But football is his first love. "You have to become a warrior when you're on the field," he says. It is hard to think of Diana, who has all the meanness and rough edges of a puppy dog, as a warrior. "That may be why I enjoy the game so much," he says. "I expend all my warlike tendencies in football so they don't show in real life." Last week he showed a visitor a film of the little dance he did after a 35-yard touchdown run in the Brown game. He wanted to prove he was capable of displaying emotion on the field. The dance was emotive, but Diana noticed something else in the film. A few yards from the goal line a Brown tackier desperately dived for Diana's ankles. You could see Diana make a tiny jump that was perfectly timed to elude his pursuer's grasp. "You know, I remember seeing that guy," Diana says, running the film back and forth several times. The man was clearly behind him. "I saw him, though," he says. "I don't know how, but I saw him."
Diana studies running backs like Earl Campbell and Walter Payton almost as assiduously as he studies physical chemistry, so maybe it's-not so hard to understand his success at carrying the football, even with his lineman's body. "There's so much you can learn just by watching," he says. "I have a knack for observing and absorbing and then applying things I see to my style.
"When I carry the football, there's such an exhilaration going through my body.
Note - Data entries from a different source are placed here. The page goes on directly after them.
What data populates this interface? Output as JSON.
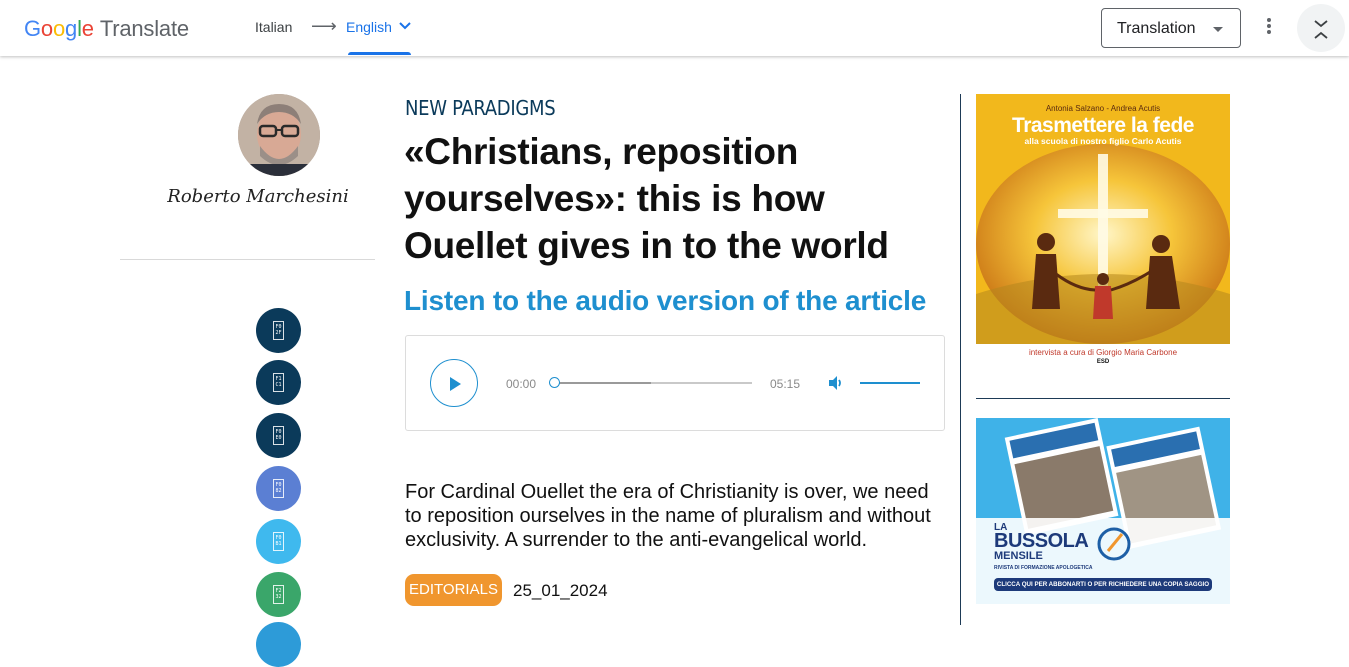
{
  "app": {
    "logo_google": [
      "G",
      "o",
      "o",
      "g",
      "l",
      "e"
    ],
    "logo_product": "Translate",
    "source_lang": "Italian",
    "target_lang": "English",
    "mode_label": "Translation"
  },
  "author": {
    "name": "Roberto Marchesini"
  },
  "share_buttons": [
    {
      "icon": "facebook-icon",
      "color": "#0b3a5a"
    },
    {
      "icon": "twitter-icon",
      "color": "#0b3a5a"
    },
    {
      "icon": "email-icon",
      "color": "#0b3a5a"
    },
    {
      "icon": "linkedin-icon",
      "color": "#5b7fd3"
    },
    {
      "icon": "telegram-icon",
      "color": "#3fb9ee"
    },
    {
      "icon": "whatsapp-icon",
      "color": "#3aa66a"
    }
  ],
  "article": {
    "kicker": "NEW PARADIGMS",
    "headline": "«Christians, reposition yourselves»: this is how Ouellet gives in to the world",
    "listen_label": "Listen to the audio version of the article",
    "summary": "For Cardinal Ouellet the era of Christianity is over, we need to reposition ourselves in the name of pluralism and without exclusivity. A surrender to the anti-evangelical world.",
    "category": "EDITORIALS",
    "date": "25_01_2024"
  },
  "player": {
    "current_time": "00:00",
    "duration": "05:15",
    "progress": 0,
    "volume": 1
  },
  "ads": {
    "book": {
      "authors": "Antonia Salzano - Andrea Acutis",
      "title": "Trasmettere la fede",
      "subtitle": "alla scuola di nostro figlio Carlo Acutis",
      "interview": "intervista a cura di Giorgio Maria Carbone",
      "publisher": "ESD"
    },
    "magazine": {
      "name_top": "LA",
      "name_main": "BUSSOLA",
      "name_sub": "MENSILE",
      "tagline": "RIVISTA DI FORMAZIONE APOLOGETICA",
      "cta": "CLICCA QUI PER ABBONARTI O PER RICHIEDERE UNA COPIA SAGGIO"
    }
  },
  "colors": {
    "accent_blue": "#1a73e8",
    "article_blue": "#1e8fcf",
    "tag_orange": "#f0962e",
    "navy": "#0b3a5a"
  }
}
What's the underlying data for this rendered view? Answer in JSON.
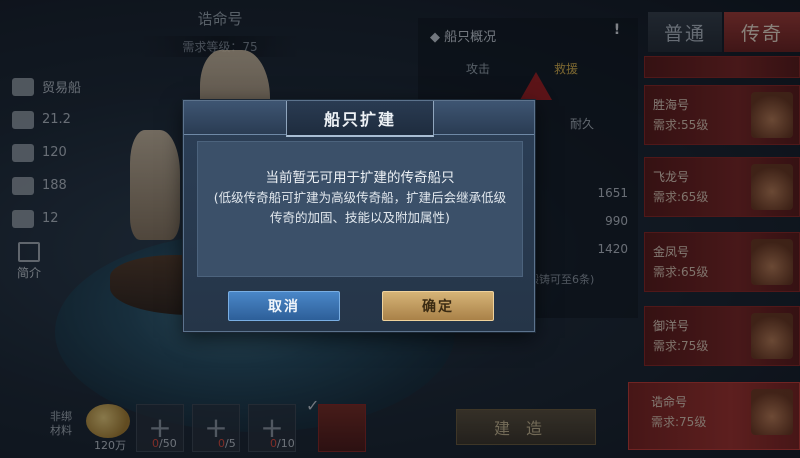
{
  "ship": {
    "title": "诰命号",
    "requirement": "需求等级：75"
  },
  "stats": [
    {
      "icon": "merchant-ship-icon",
      "value": "贸易船"
    },
    {
      "icon": "cannon-icon",
      "value": "21.2"
    },
    {
      "icon": "cargo-icon",
      "value": "120"
    },
    {
      "icon": "sailor-icon",
      "value": "188"
    },
    {
      "icon": "cannonball-icon",
      "value": "12"
    }
  ],
  "intro_label": "简介",
  "overview": {
    "title": "船只概况",
    "help": "!",
    "tabs": [
      {
        "label": "攻击",
        "active": false
      },
      {
        "label": "救援",
        "active": true
      }
    ],
    "durability_label": "耐久",
    "values": [
      "1651",
      "990",
      "1420"
    ],
    "note": "锻铸可至6条)"
  },
  "side_tabs": {
    "normal": "普通",
    "legend": "传奇"
  },
  "ship_list": [
    {
      "name": "",
      "req": ""
    },
    {
      "name": "胜海号",
      "req": "需求:55级"
    },
    {
      "name": "飞龙号",
      "req": "需求:65级"
    },
    {
      "name": "金凤号",
      "req": "需求:65级"
    },
    {
      "name": "御洋号",
      "req": "需求:75级"
    },
    {
      "name": "诰命号",
      "req": "需求:75级"
    }
  ],
  "materials": {
    "label": "非绑材料",
    "coin_amount": "120万",
    "slots": [
      {
        "have": "0",
        "need": "/50"
      },
      {
        "have": "0",
        "need": "/5"
      },
      {
        "have": "0",
        "need": "/10"
      }
    ]
  },
  "build_button": "建造",
  "modal": {
    "title": "船只扩建",
    "message": "当前暂无可用于扩建的传奇船只",
    "detail": "(低级传奇船可扩建为高级传奇船，扩建后会继承低级传奇的加固、技能以及附加属性)",
    "cancel": "取消",
    "confirm": "确定"
  },
  "colors": {
    "modal_bg": "#2c3f57",
    "cancel_blue": "#3b74b3",
    "confirm_gold": "#c49c5e",
    "legend_red": "#8a2420",
    "shortage_red": "#e04a3a"
  }
}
I've hit home runs and made great catches, but there's nothing in life that can compare with carrying the ball. I love playing football so much that it hurts me to think that in eight more weeks I might not play anymore."